Licensure


What Is Licensure?

Licensed professional engineers, P.E.s, are charged with preserving the essentials that protect the health, safety, and welfare of the public. By meeting standards in education, exams, and experience, professional engineers demonstrate that they have the skills and knowledge needed to perform their jobs. As licensed professionals, they must continue to practice in a manner that is both technically competent and ethically sound. Their first responsibility is to protect the public.


Why Is This Important?

Licensing boards in each state and territory regulate the engineering and surveying professions in the United States. These boards together form NCEES, a national nonprofit organization that serves to advance licensure for engineers and promote professional mobility for practicing professional engineers who need to be licensed in multiple states.

Only about 20 percent of practicing engineers today are licensed.
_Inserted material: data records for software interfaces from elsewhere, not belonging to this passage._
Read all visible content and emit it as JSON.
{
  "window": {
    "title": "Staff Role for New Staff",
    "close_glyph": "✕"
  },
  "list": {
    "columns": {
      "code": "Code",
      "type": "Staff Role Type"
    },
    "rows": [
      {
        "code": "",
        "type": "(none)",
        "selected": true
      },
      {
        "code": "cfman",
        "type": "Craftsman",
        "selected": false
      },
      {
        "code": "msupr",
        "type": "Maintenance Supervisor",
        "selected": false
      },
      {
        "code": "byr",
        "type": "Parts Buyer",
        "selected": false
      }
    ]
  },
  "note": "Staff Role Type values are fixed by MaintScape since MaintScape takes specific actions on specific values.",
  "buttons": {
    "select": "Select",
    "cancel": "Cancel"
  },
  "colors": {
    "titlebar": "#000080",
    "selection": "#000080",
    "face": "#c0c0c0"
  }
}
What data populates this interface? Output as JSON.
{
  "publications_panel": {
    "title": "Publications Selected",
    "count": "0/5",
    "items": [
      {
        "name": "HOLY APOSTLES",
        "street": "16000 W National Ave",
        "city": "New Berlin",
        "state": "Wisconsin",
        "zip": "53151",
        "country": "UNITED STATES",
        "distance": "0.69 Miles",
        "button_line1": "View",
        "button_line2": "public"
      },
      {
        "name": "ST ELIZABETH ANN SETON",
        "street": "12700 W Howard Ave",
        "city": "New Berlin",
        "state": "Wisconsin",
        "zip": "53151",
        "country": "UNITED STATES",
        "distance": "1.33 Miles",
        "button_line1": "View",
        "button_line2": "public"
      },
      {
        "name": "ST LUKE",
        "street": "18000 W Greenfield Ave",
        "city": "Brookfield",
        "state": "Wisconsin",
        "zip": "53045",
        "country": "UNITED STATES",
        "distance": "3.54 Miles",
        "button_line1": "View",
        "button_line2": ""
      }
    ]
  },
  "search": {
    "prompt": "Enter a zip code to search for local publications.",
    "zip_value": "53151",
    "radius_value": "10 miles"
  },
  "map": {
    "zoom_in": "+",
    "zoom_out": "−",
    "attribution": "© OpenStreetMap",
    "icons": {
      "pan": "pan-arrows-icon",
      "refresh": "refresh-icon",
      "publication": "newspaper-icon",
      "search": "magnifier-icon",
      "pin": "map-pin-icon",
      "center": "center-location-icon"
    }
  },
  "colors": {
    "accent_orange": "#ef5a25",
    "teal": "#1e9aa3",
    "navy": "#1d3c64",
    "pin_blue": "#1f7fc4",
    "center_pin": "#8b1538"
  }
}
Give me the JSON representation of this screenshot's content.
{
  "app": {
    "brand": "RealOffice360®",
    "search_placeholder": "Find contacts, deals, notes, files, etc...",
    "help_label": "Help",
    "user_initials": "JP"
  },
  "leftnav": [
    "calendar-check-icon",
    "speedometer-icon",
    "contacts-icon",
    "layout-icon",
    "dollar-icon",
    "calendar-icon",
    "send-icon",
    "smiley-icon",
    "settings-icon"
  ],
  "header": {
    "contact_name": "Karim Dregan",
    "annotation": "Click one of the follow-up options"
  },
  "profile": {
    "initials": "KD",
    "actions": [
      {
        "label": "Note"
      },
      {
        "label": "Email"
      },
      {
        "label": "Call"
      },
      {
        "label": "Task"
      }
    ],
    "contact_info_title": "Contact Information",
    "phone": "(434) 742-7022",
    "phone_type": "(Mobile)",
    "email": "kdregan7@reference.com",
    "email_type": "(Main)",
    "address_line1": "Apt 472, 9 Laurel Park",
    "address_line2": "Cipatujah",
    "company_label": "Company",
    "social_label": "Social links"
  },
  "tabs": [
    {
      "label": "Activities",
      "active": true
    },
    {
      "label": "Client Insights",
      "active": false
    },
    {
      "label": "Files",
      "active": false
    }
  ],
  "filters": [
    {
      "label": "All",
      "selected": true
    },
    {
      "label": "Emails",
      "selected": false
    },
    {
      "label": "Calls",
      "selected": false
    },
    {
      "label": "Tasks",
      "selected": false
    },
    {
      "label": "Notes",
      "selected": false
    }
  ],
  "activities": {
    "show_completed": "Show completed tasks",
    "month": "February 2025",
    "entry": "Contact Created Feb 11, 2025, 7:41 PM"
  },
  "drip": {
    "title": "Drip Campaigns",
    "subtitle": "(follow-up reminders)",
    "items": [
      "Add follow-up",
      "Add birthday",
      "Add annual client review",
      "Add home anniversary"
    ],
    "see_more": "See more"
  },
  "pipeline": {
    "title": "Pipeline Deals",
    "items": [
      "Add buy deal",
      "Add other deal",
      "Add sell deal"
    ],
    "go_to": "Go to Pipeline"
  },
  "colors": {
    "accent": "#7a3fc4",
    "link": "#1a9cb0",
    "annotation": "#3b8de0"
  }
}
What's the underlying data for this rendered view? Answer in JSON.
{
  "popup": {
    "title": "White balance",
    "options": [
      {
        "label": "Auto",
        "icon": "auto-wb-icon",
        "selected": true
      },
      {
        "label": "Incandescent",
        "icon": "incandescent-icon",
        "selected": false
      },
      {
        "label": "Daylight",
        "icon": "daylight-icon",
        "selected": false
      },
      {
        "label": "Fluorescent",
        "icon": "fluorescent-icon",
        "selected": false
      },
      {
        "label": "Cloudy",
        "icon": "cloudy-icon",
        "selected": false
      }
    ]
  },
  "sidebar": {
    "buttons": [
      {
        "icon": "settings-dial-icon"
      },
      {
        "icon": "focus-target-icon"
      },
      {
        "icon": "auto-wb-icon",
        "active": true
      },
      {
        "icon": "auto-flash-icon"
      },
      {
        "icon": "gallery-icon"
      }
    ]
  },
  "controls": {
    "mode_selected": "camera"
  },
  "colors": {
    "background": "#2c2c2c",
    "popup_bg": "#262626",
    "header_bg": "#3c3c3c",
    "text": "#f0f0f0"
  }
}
This is due in part to industrial exemptions to licensure, which allow engineers to work under the supervision of a P.E. without being licensed. An industrial exemption covers engineers who design products such as automobiles or planes that are sold outside the state where they are produced, as well as the equipment used to produce the product.